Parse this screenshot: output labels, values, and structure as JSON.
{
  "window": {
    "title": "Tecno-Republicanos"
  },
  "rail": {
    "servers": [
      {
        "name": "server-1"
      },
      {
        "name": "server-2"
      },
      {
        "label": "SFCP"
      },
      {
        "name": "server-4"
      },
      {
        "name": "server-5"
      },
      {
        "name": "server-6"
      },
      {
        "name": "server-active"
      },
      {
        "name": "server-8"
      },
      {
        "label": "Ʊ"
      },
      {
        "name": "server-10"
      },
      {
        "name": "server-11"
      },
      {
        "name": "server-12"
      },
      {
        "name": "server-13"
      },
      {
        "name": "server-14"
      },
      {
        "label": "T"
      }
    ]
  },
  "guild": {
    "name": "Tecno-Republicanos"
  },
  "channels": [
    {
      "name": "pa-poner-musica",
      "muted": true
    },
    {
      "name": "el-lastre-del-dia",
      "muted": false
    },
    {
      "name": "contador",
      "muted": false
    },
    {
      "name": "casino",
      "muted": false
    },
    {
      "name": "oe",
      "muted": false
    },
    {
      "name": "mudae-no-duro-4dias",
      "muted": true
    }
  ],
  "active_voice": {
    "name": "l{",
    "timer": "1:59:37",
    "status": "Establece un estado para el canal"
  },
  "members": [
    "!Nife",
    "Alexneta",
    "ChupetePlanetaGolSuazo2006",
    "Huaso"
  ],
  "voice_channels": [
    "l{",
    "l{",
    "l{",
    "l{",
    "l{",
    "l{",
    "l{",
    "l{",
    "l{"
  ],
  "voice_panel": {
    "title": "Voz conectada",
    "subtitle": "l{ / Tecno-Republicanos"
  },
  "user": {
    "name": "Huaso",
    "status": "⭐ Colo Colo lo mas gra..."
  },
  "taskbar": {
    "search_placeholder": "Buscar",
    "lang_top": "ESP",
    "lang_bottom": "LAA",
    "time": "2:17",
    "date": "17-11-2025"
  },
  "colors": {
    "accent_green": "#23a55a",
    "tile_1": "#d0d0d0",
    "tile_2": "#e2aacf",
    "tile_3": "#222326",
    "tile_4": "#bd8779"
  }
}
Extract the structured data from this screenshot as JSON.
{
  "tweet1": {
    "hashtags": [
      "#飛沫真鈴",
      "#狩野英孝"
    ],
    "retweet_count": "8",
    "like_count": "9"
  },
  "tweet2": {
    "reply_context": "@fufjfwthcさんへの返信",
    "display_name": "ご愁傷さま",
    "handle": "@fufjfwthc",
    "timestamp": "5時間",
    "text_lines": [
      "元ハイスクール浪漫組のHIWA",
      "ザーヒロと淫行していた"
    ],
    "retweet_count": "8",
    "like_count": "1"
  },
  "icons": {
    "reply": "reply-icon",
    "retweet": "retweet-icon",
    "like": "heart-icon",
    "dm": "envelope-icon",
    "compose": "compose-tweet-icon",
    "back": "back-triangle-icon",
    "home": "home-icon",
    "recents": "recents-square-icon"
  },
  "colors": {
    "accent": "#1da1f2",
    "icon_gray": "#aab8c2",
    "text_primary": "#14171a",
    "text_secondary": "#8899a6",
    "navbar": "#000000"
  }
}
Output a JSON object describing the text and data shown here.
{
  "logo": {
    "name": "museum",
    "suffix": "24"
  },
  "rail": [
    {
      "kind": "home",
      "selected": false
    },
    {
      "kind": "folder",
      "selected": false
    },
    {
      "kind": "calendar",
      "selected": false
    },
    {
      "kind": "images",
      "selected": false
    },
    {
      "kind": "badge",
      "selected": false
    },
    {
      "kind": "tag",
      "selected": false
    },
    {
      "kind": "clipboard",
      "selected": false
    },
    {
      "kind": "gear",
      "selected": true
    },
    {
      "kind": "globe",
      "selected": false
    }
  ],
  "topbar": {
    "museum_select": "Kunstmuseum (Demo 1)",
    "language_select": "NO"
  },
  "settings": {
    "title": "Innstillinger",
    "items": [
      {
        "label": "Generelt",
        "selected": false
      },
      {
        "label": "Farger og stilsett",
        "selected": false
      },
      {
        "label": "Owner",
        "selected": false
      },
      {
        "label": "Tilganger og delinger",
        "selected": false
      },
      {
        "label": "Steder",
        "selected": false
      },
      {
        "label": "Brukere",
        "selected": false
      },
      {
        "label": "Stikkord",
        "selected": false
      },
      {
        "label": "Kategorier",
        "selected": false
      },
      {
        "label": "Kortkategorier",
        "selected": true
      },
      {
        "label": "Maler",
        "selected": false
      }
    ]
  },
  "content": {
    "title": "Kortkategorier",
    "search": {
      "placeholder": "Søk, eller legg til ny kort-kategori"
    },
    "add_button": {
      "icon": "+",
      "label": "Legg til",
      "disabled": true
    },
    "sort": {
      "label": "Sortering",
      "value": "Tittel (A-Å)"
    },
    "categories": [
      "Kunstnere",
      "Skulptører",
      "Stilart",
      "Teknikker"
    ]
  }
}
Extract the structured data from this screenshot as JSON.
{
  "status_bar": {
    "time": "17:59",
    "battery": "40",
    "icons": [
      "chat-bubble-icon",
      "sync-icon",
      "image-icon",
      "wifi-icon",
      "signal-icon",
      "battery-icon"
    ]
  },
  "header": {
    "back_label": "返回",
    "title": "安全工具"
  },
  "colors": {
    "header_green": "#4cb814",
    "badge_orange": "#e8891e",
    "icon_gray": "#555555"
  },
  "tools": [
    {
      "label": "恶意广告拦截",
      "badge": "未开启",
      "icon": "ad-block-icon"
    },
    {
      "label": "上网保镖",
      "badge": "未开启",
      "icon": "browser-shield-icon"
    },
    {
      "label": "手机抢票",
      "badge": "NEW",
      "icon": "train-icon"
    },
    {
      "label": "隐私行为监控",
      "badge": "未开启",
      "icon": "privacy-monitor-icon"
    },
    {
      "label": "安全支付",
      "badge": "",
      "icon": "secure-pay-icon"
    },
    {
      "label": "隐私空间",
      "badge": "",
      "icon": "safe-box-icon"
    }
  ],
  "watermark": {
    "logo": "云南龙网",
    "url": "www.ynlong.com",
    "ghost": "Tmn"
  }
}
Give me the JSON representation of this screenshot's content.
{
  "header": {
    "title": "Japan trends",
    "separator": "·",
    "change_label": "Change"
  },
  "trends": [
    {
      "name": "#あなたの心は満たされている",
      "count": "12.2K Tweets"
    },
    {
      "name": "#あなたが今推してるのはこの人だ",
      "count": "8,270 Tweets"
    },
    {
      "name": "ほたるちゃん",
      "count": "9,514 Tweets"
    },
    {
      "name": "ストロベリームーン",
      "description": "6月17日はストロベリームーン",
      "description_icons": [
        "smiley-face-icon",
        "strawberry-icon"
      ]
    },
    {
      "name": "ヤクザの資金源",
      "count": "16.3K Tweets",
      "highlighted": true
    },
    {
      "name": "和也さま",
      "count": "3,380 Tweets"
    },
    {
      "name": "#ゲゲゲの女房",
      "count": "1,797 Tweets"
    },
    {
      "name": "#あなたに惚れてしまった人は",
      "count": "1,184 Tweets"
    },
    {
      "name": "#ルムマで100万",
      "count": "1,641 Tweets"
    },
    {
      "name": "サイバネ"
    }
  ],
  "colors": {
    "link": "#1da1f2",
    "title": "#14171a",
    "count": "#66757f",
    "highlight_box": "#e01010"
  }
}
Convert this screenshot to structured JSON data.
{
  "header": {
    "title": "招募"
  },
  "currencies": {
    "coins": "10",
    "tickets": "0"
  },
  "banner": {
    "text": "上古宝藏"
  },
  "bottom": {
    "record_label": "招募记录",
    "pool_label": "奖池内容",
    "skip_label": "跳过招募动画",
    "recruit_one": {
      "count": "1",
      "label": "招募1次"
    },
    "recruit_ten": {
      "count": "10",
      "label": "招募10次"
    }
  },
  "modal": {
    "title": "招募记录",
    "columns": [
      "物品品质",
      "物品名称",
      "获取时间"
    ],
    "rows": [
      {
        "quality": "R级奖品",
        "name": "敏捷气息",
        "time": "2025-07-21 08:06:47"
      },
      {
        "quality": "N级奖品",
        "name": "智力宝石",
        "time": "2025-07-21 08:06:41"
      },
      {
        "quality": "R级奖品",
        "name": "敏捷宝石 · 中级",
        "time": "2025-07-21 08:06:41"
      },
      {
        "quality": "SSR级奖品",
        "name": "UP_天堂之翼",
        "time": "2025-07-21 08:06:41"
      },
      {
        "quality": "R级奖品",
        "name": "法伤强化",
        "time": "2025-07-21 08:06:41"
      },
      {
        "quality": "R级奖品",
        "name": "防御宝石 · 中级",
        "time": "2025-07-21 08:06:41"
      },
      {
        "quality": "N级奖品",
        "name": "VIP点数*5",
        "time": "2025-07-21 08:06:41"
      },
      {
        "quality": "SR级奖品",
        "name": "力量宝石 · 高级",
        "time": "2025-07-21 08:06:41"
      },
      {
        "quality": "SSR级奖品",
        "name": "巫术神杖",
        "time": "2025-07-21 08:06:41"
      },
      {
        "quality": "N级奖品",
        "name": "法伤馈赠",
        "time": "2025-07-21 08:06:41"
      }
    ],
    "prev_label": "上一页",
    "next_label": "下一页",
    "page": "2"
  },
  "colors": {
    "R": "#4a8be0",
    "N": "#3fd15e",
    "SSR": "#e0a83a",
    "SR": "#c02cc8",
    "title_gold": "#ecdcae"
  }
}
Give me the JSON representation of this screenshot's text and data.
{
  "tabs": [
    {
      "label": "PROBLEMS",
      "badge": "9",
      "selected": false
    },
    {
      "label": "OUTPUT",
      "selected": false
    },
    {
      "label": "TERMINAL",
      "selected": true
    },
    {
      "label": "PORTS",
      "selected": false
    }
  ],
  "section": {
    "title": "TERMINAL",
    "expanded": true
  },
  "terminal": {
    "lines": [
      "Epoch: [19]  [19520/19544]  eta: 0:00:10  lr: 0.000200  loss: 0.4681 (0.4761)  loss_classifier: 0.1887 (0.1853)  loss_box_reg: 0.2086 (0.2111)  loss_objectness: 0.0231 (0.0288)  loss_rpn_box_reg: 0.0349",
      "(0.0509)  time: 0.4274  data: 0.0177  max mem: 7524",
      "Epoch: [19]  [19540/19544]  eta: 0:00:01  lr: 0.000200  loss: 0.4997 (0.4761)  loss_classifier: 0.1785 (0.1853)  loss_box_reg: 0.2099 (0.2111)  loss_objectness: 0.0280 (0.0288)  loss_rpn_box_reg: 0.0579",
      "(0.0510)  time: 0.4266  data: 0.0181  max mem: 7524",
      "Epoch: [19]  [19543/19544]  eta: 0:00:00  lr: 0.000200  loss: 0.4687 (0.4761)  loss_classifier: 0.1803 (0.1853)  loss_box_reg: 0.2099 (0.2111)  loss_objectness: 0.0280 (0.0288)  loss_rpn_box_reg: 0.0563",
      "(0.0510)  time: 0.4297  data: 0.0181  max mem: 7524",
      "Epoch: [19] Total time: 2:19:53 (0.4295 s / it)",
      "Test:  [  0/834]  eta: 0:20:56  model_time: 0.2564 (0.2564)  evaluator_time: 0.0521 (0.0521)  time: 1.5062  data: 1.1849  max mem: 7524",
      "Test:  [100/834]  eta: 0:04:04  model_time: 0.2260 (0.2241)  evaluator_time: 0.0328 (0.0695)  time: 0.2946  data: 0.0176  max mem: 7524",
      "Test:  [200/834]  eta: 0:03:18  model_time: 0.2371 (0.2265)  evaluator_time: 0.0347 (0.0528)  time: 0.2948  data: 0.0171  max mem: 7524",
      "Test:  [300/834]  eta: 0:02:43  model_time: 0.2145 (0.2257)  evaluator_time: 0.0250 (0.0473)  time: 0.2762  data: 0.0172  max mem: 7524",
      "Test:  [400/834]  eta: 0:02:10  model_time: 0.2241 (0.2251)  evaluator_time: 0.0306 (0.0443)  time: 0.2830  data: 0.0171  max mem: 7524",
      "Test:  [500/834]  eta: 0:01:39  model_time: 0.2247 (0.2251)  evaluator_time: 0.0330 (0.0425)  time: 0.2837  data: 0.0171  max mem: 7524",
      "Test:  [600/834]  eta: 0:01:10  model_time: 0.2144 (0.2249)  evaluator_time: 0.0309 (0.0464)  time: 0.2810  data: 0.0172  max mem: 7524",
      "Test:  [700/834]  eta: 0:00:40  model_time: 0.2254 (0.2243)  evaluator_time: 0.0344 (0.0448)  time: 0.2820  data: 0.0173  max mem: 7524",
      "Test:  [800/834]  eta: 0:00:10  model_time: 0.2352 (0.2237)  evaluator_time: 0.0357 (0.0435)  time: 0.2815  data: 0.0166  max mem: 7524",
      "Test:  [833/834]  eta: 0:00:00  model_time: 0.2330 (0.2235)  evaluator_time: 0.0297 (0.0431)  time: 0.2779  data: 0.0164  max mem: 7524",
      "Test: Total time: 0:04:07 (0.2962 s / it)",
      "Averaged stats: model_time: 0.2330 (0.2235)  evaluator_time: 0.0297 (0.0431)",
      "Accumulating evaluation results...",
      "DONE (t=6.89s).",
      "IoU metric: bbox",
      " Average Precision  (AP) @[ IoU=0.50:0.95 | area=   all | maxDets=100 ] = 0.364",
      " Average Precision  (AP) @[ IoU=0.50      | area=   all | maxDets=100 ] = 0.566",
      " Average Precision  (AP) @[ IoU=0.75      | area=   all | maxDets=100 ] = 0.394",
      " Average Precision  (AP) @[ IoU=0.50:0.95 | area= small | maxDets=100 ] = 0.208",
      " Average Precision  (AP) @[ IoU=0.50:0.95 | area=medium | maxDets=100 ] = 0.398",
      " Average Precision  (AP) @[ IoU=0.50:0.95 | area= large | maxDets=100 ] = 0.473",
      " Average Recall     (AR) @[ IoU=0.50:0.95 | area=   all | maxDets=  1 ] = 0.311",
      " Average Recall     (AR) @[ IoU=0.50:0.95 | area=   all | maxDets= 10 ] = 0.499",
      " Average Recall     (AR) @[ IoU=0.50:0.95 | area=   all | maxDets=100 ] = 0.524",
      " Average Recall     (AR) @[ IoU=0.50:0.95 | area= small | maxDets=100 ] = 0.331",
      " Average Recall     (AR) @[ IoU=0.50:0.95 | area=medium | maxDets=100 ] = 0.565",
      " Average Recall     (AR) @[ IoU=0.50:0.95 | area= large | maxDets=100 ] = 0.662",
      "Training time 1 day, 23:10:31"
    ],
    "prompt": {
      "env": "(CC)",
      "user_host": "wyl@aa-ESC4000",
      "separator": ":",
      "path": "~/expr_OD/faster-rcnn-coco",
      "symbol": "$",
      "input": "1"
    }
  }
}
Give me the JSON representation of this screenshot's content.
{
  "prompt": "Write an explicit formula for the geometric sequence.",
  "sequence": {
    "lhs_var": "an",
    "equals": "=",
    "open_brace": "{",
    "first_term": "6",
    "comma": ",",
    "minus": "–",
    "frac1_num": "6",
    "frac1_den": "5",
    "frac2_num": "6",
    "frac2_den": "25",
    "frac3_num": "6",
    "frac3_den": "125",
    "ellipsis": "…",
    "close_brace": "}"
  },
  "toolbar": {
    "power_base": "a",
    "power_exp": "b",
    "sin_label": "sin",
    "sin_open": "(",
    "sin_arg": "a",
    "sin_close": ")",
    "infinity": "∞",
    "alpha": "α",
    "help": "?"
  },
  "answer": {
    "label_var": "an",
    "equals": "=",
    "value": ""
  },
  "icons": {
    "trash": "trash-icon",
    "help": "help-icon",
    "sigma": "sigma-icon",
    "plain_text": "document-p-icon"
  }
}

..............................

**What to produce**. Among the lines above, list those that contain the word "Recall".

**Answer box**.
      " Average Recall     (AR) @[ IoU=0.50:0.95 | area=   all | maxDets=  1 ] = 0.311",
      " Average Recall     (AR) @[ IoU=0.50:0.95 | area=   all | maxDets= 10 ] = 0.499",
      " Average Recall     (AR) @[ IoU=0.50:0.95 | area=   all | maxDets=100 ] = 0.524",
      " Average Recall     (AR) @[ IoU=0.50:0.95 | area= small | maxDets=100 ] = 0.331",
      " Average Recall     (AR) @[ IoU=0.50:0.95 | area=medium | maxDets=100 ] = 0.565",
      " Average Recall     (AR) @[ IoU=0.50:0.95 | area= large | maxDets=100 ] = 0.662",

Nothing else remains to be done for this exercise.